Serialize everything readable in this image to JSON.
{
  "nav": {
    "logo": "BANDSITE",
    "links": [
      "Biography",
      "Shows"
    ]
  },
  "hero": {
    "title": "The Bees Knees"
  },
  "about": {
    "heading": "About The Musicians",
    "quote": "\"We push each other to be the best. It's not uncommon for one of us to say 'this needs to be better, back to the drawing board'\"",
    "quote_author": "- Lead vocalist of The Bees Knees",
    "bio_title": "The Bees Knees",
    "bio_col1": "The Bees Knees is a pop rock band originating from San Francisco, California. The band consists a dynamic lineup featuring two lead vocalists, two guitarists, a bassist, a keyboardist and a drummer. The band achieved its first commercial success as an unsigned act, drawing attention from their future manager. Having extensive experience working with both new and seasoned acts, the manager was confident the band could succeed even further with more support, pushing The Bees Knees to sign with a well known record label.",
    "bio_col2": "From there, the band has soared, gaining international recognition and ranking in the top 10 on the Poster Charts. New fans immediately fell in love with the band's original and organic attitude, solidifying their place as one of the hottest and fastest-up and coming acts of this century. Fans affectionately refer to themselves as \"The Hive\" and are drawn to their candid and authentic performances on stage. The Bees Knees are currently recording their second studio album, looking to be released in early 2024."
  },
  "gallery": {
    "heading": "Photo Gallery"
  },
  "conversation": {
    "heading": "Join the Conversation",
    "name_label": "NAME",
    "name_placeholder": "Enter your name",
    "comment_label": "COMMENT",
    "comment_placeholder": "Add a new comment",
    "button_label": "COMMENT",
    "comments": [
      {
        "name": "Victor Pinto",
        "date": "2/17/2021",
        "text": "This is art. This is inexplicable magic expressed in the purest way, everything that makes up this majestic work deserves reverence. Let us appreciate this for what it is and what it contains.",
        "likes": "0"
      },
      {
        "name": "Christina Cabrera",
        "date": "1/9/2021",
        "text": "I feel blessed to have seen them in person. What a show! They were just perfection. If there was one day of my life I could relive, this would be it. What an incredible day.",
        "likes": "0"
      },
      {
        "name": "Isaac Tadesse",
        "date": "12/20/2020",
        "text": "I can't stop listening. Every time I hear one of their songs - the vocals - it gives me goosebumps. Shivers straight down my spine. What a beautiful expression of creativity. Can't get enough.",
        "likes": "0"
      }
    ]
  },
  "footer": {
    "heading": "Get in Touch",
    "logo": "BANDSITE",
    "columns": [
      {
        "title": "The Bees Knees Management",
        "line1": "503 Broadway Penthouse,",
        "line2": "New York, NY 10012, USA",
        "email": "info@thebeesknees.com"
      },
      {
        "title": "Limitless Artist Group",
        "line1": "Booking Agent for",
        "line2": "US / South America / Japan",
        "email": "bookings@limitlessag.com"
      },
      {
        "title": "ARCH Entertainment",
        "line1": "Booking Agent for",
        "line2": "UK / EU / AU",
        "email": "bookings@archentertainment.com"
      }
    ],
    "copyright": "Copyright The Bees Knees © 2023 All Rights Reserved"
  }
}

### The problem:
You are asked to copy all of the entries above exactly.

### Reply:
Serialize everything readable in this image to JSON.
{
  "nav": {
    "logo": "BANDSITE",
    "links": [
      "Biography",
      "Shows"
    ]
  },
  "hero": {
    "title": "The Bees Knees"
  },
  "about": {
    "heading": "About The Musicians",
    "quote": "\"We push each other to be the best. It's not uncommon for one of us to say 'this needs to be better, back to the drawing board'\"",
    "quote_author": "- Lead vocalist of The Bees Knees",
    "bio_title": "The Bees Knees",
    "bio_col1": "The Bees Knees is a pop rock band originating from San Francisco, California. The band consists a dynamic lineup featuring two lead vocalists, two guitarists, a bassist, a keyboardist and a drummer. The band achieved its first commercial success as an unsigned act, drawing attention from their future manager. Having extensive experience working with both new and seasoned acts, the manager was confident the band could succeed even further with more support, pushing The Bees Knees to sign with a well known record label.",
    "bio_col2": "From there, the band has soared, gaining international recognition and ranking in the top 10 on the Poster Charts. New fans immediately fell in love with the band's original and organic attitude, solidifying their place as one of the hottest and fastest-up and coming acts of this century. Fans affectionately refer to themselves as \"The Hive\" and are drawn to their candid and authentic performances on stage. The Bees Knees are currently recording their second studio album, looking to be released in early 2024."
  },
  "gallery": {
    "heading": "Photo Gallery"
  },
  "conversation": {
    "heading": "Join the Conversation",
    "name_label": "NAME",
    "name_placeholder": "Enter your name",
    "comment_label": "COMMENT",
    "comment_placeholder": "Add a new comment",
    "button_label": "COMMENT",
    "comments": [
      {
        "name": "Victor Pinto",
        "date": "2/17/2021",
        "text": "This is art. This is inexplicable magic expressed in the purest way, everything that makes up this majestic work deserves reverence. Let us appreciate this for what it is and what it contains.",
        "likes": "0"
      },
      {
        "name": "Christina Cabrera",
        "date": "1/9/2021",
        "text": "I feel blessed to have seen them in person. What a show! They were just perfection. If there was one day of my life I could relive, this would be it. What an incredible day.",
        "likes": "0"
      },
      {
        "name": "Isaac Tadesse",
        "date": "12/20/2020",
        "text": "I can't stop listening. Every time I hear one of their songs - the vocals - it gives me goosebumps. Shivers straight down my spine. What a beautiful expression of creativity. Can't get enough.",
        "likes": "0"
      }
    ]
  },
  "footer": {
    "heading": "Get in Touch",
    "logo": "BANDSITE",
    "columns": [
      {
        "title": "The Bees Knees Management",
        "line1": "503 Broadway Penthouse,",
        "line2": "New York, NY 10012, USA",
        "email": "info@thebeesknees.com"
      },
      {
        "title": "Limitless Artist Group",
        "line1": "Booking Agent for",
        "line2": "US / South America / Japan",
        "email": "bookings@limitlessag.com"
      },
      {
        "title": "ARCH Entertainment",
        "line1": "Booking Agent for",
        "line2": "UK / EU / AU",
        "email": "bookings@archentertainment.com"
      }
    ],
    "copyright": "Copyright The Bees Knees © 2023 All Rights Reserved"
  }
}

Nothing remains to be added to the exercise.